- The Livestock Forage Disaster Program provides assistance for eligible livestock producers, who also produce grazed forage crop acreage, for losses due to drought or qualifying fire. Find more information at https://aub.ie/fsa-lfp.
- The Livestock Indemnity Program provides assistance to eligible livestock owners or contract growers for livestock deaths in excess of normal mortality caused by eligible loss conditions, including hurricanes. Find more information at https://aub.ie/fsa-lip.
- The Emergency Conservation Program provides funding and technical assistance to rehabilitate farmland damaged by natural disasters. Find more information at https://aub.ie/fsa-ecp.
- The Emergency Forest Restoration Program provides payments to eligible owners of nonindustrial private forest land (timber) to carry out emergency measures to restore land damaged by a natural disaster. Find more information at https://aub.ie/fsa-efrp.
- The Emergency Watershed Protection Program provides technical and financial assistance to help local communities relieve imminent threats to life and property caused by natural disasters that impair a watershed. Find more information at https://aub.ie/nrcs-ewpp.
- The Emergency Loan Program provides emergency loans to help producers recover from production and physical losses due to natural disasters. Find more information at https://aub.ie/fsa-elp.
- The Disaster Set-Aside Program provides eligible FSA borrowers in a designated disaster area the ability to set aside payment to allow the operation to continue. Find more information at https://aub.ie/fsa-dsap.
What is the next step after experiencing crop damage?
Depending on the program, contact either your crop insurance agent or local FSA office. Take time-stamped photographs of the damage and do not burn any debris.
An adjuster or FSA representative will need to survey the damage, so it is important to wait before starting any cleanup until this has happened or permission to cleanup has been granted.
Keep in mind certain crop insurance deadlines. You must notify your crop insurance agent within 72 hours of a loss and before abandoning a crop. Farmers need to draft and sign a written declaration of loss within 15 days.
In addition to documenting the damage and loss, keep track of expenses related to cleanup. Keep records of all activities related to the disaster.
Do farmers have to harvest the crop?
This is a difficult question that depends on individual circumstances. Some issues that need to be considered are whether there is any salvage value of the crop and the quality of anything that can be harvested. If it is a good crop, then it should be harvested. The farmer’s crop insurance agent can help determine how to proceed.
If you don’t harvest the crop, how bad will it hurt the established yield?
If there is crop available to harvest and you choose not to harvest it, then it will count against the loss.
What if a farmer has an FSA loan on a structure that was damaged?
Contact the local FSA office immediately to report this damage.
What additional disaster relief may become available and when?

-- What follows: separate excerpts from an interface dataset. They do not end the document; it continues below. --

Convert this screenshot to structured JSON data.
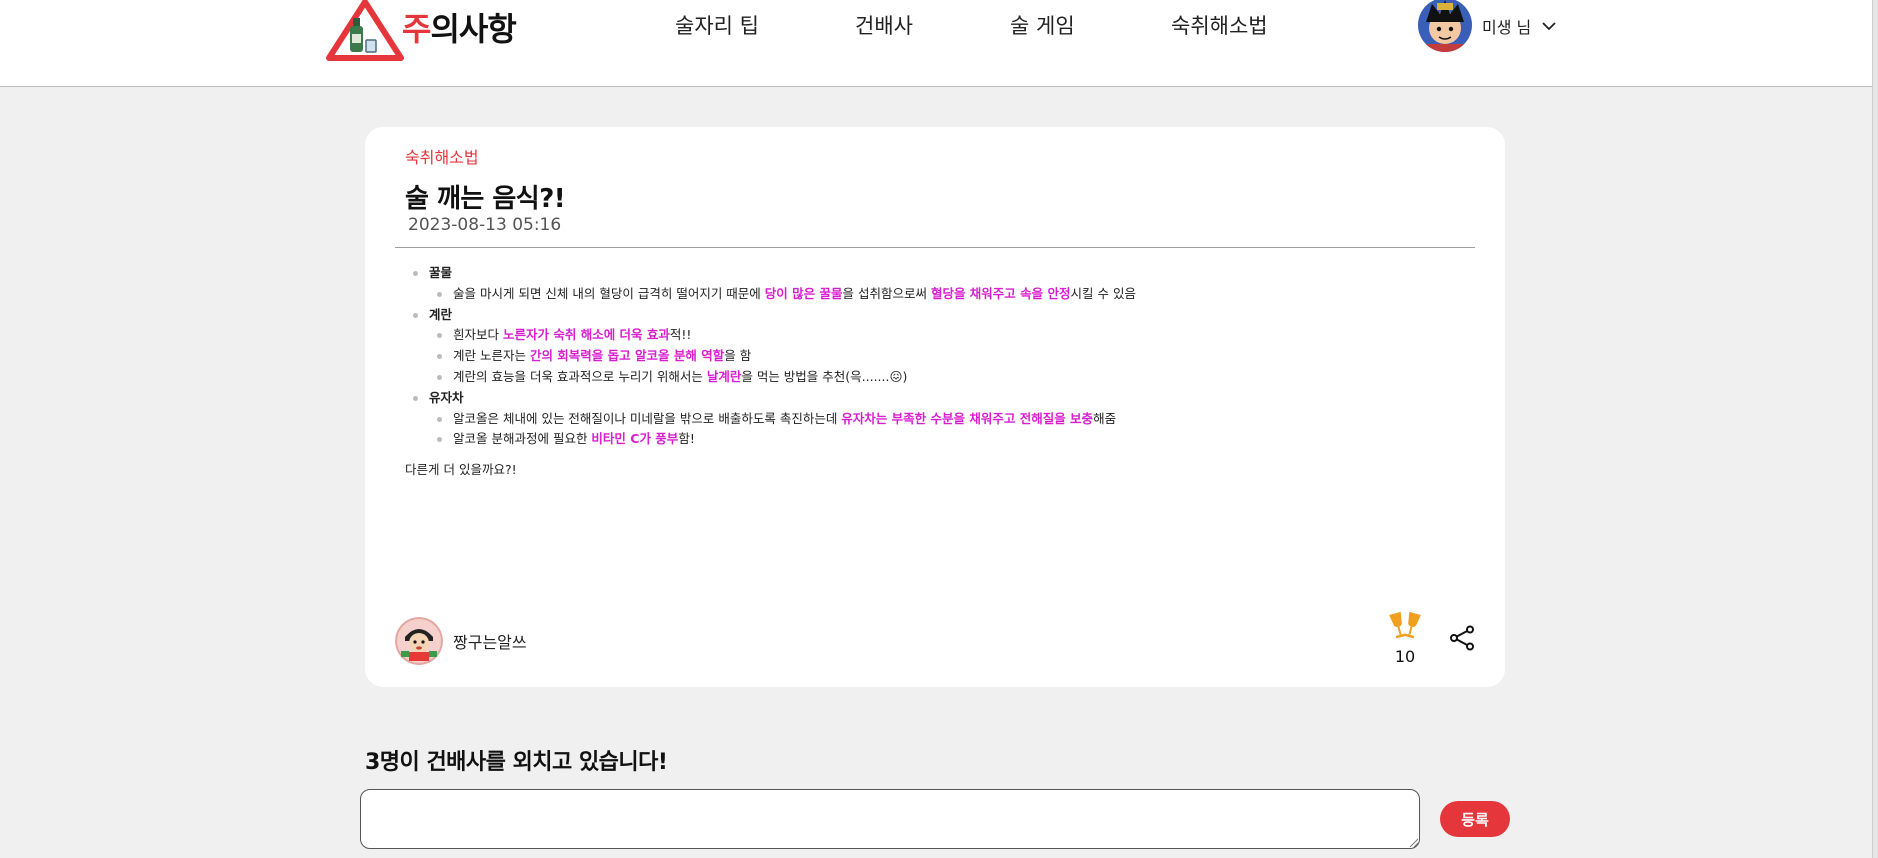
{
  "header": {
    "logo": {
      "accent_text": "주",
      "rest_text": "의사항"
    },
    "nav": [
      "술자리 팁",
      "건배사",
      "술 게임",
      "숙취해소법"
    ],
    "profile": {
      "name": "미생 님"
    }
  },
  "post": {
    "category": "숙취해소법",
    "title": "술 깨는 음식?!",
    "date": "2023-08-13 05:16",
    "sections": [
      {
        "title": "꿀물",
        "lines": [
          [
            {
              "t": "술을 마시게 되면 신체 내의 혈당이 급격히 떨어지기 때문에 "
            },
            {
              "t": "당이 많은 꿀물",
              "hl": true
            },
            {
              "t": "을 섭취함으로써 "
            },
            {
              "t": "혈당을 채워주고 속을 안정",
              "hl": true
            },
            {
              "t": "시킬 수 있음"
            }
          ]
        ]
      },
      {
        "title": "계란",
        "lines": [
          [
            {
              "t": "흰자보다 "
            },
            {
              "t": "노른자가 숙취 해소에 더욱 효과",
              "hl": true
            },
            {
              "t": "적!!"
            }
          ],
          [
            {
              "t": "계란 노른자는 "
            },
            {
              "t": "간의 회복력을 돕고 알코올 분해 역할",
              "hl": true
            },
            {
              "t": "을 함"
            }
          ],
          [
            {
              "t": "계란의 효능을 더욱 효과적으로 누리기 위해서는 "
            },
            {
              "t": "날계란",
              "hl": true
            },
            {
              "t": "을 먹는 방법을 추천(윽.......😖)"
            }
          ]
        ]
      },
      {
        "title": "유자차",
        "lines": [
          [
            {
              "t": "알코올은 체내에 있는 전해질이나 미네랄을 밖으로 배출하도록 촉진하는데 "
            },
            {
              "t": "유자차는 부족한 수분을 채워주고 전해질을 보충",
              "hl": true
            },
            {
              "t": "해줌"
            }
          ],
          [
            {
              "t": "알코올 분해과정에 필요한 "
            },
            {
              "t": "비타민 C가 풍부",
              "hl": true
            },
            {
              "t": "함!"
            }
          ]
        ]
      }
    ],
    "closing": "다른게 더 있을까요?!",
    "author": "짱구는알쓰",
    "cheers_count": "10"
  },
  "comments": {
    "title": "3명이 건배사를 외치고 있습니다!",
    "input_value": "",
    "submit_label": "등록"
  },
  "colors": {
    "accent": "#e5363c",
    "highlight": "#d81fcf",
    "cheers_icon": "#f0a020"
  },
  "icons": [
    "warning-bottle-logo-icon",
    "chevron-down-icon",
    "cheers-glasses-icon",
    "share-icon",
    "resize-grip-icon"
  ]
}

After many natural disasters that result in widespread damage, additional programs often become available to aid with agricultural losses. An example of this is the Wildfires and Hurricanes Indemnity Program (WHIP and WHIP+) that have covered agricultural disaster losses in recent years. This is not guaranteed, however, and requires a special appropriation from the United States Congress and the president’s approval. While a special allocation may not be immediately available, it is important to document losses and to communicate to your legislators in a way that illustrates the impact that the disaster has had on your farming operation. This information will help drive policy decisions and additional allocations that may become available.

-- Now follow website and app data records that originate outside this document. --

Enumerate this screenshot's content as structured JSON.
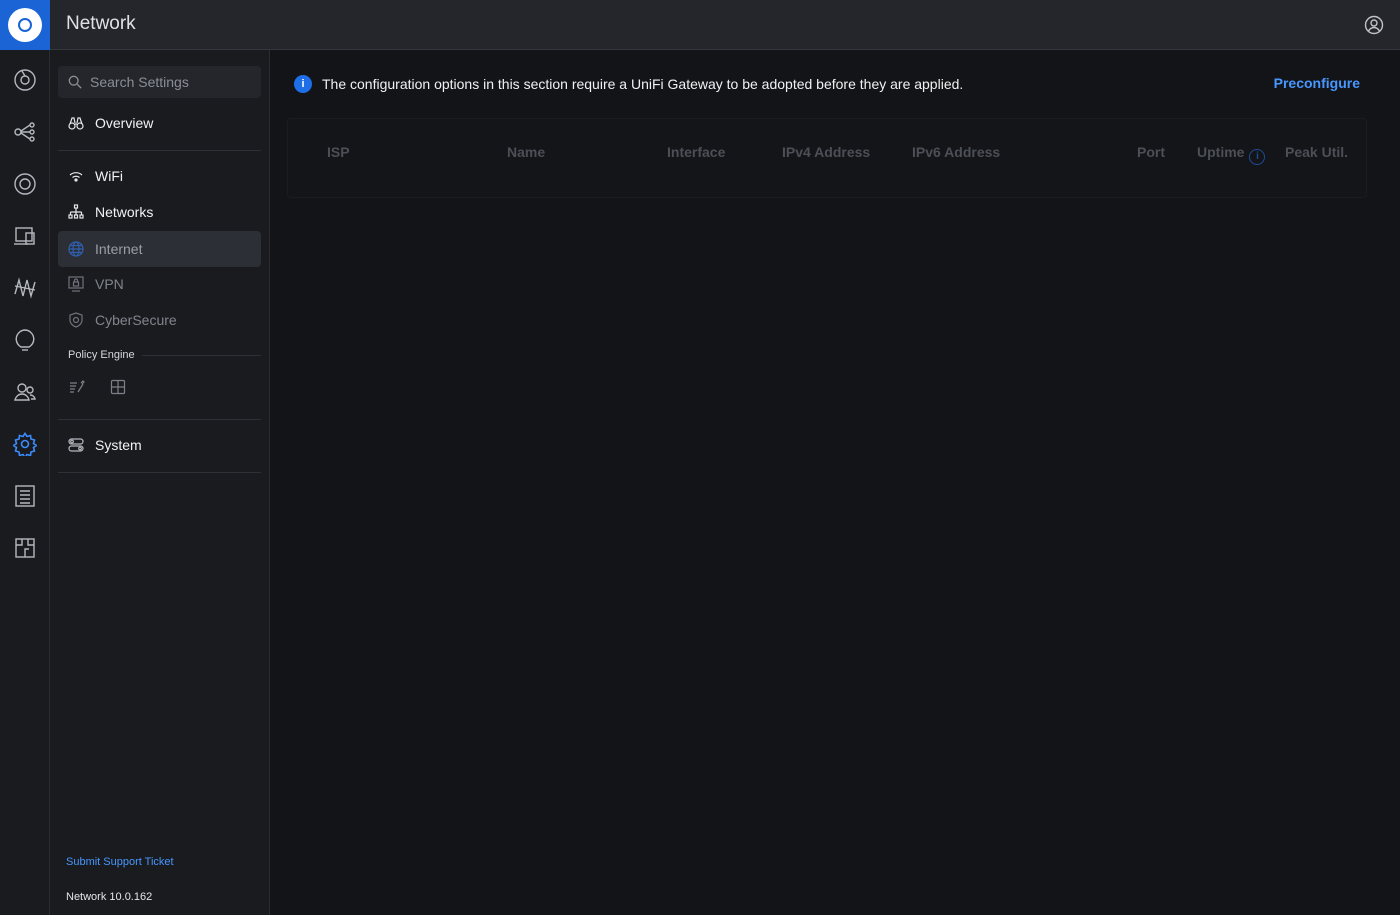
{
  "header": {
    "app_title": "Network"
  },
  "rail": {
    "items": [
      {
        "name": "dashboard-icon"
      },
      {
        "name": "topology-icon"
      },
      {
        "name": "devices-icon"
      },
      {
        "name": "client-devices-icon"
      },
      {
        "name": "insights-icon"
      },
      {
        "name": "hotspot-icon"
      },
      {
        "name": "users-icon"
      },
      {
        "name": "settings-icon",
        "active": true
      },
      {
        "name": "logs-icon"
      },
      {
        "name": "floorplan-icon"
      }
    ]
  },
  "sidebar": {
    "search_placeholder": "Search Settings",
    "items": {
      "overview": "Overview",
      "wifi": "WiFi",
      "networks": "Networks",
      "internet": "Internet",
      "vpn": "VPN",
      "cybersecure": "CyberSecure",
      "system": "System"
    },
    "policy_engine_label": "Policy Engine",
    "support_link": "Submit Support Ticket",
    "version": "Network 10.0.162"
  },
  "main": {
    "notice": "The configuration options in this section require a UniFi Gateway to be adopted before they are applied.",
    "preconfigure_label": "Preconfigure",
    "table_headers": {
      "isp": "ISP",
      "name": "Name",
      "interface": "Interface",
      "ipv4": "IPv4 Address",
      "ipv6": "IPv6 Address",
      "port": "Port",
      "uptime": "Uptime",
      "peak": "Peak Util."
    }
  },
  "colors": {
    "accent": "#1b64d6",
    "link": "#4797ff",
    "background": "#131417",
    "panel": "#1a1b1f"
  }
}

Adam N. Rabinowitz, Extension Economist, Assistant Professor, Agricultural Economics and Rural Sociology, Auburn University

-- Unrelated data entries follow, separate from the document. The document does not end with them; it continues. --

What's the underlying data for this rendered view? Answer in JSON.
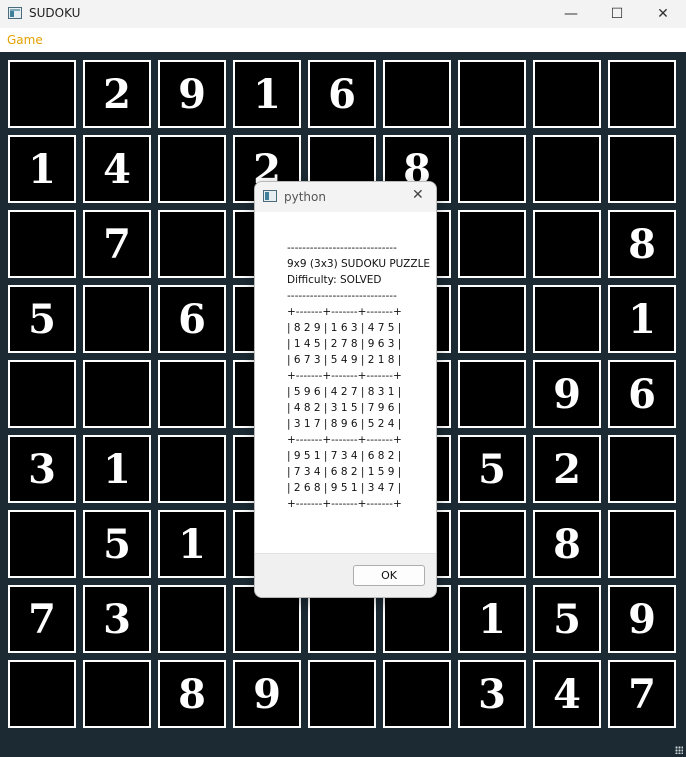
{
  "window": {
    "title": "SUDOKU",
    "controls": {
      "minimize": "—",
      "maximize": "☐",
      "close": "✕"
    }
  },
  "menu": {
    "items": [
      "Game"
    ]
  },
  "board": {
    "grid": [
      [
        "",
        "2",
        "9",
        "1",
        "6",
        "",
        "",
        "",
        ""
      ],
      [
        "1",
        "4",
        "",
        "2",
        "",
        "8",
        "",
        "",
        ""
      ],
      [
        "",
        "7",
        "",
        "",
        "",
        "",
        "",
        "",
        "8"
      ],
      [
        "5",
        "",
        "6",
        "",
        "",
        "",
        "",
        "",
        "1"
      ],
      [
        "",
        "",
        "",
        "",
        "",
        "",
        "",
        "9",
        "6"
      ],
      [
        "3",
        "1",
        "",
        "",
        "",
        "",
        "5",
        "2",
        ""
      ],
      [
        "",
        "5",
        "1",
        "",
        "",
        "",
        "",
        "8",
        ""
      ],
      [
        "7",
        "3",
        "",
        "",
        "",
        "",
        "1",
        "5",
        "9"
      ],
      [
        "",
        "",
        "8",
        "9",
        "",
        "",
        "3",
        "4",
        "7"
      ]
    ]
  },
  "dialog": {
    "title": "python",
    "close": "✕",
    "message_lines": [
      "-----------------------------",
      "9x9 (3x3) SUDOKU PUZZLE",
      "Difficulty: SOLVED",
      "-----------------------------",
      "+-------+-------+-------+",
      "| 8 2 9 | 1 6 3 | 4 7 5 |",
      "| 1 4 5 | 2 7 8 | 9 6 3 |",
      "| 6 7 3 | 5 4 9 | 2 1 8 |",
      "+-------+-------+-------+",
      "| 5 9 6 | 4 2 7 | 8 3 1 |",
      "| 4 8 2 | 3 1 5 | 7 9 6 |",
      "| 3 1 7 | 8 9 6 | 5 2 4 |",
      "+-------+-------+-------+",
      "| 9 5 1 | 7 3 4 | 6 8 2 |",
      "| 7 3 4 | 6 8 2 | 1 5 9 |",
      "| 2 6 8 | 9 5 1 | 3 4 7 |",
      "+-------+-------+-------+"
    ],
    "ok_label": "OK"
  }
}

Revised August 2021, Agricultural Disaster Assistance Programs, ANR-2695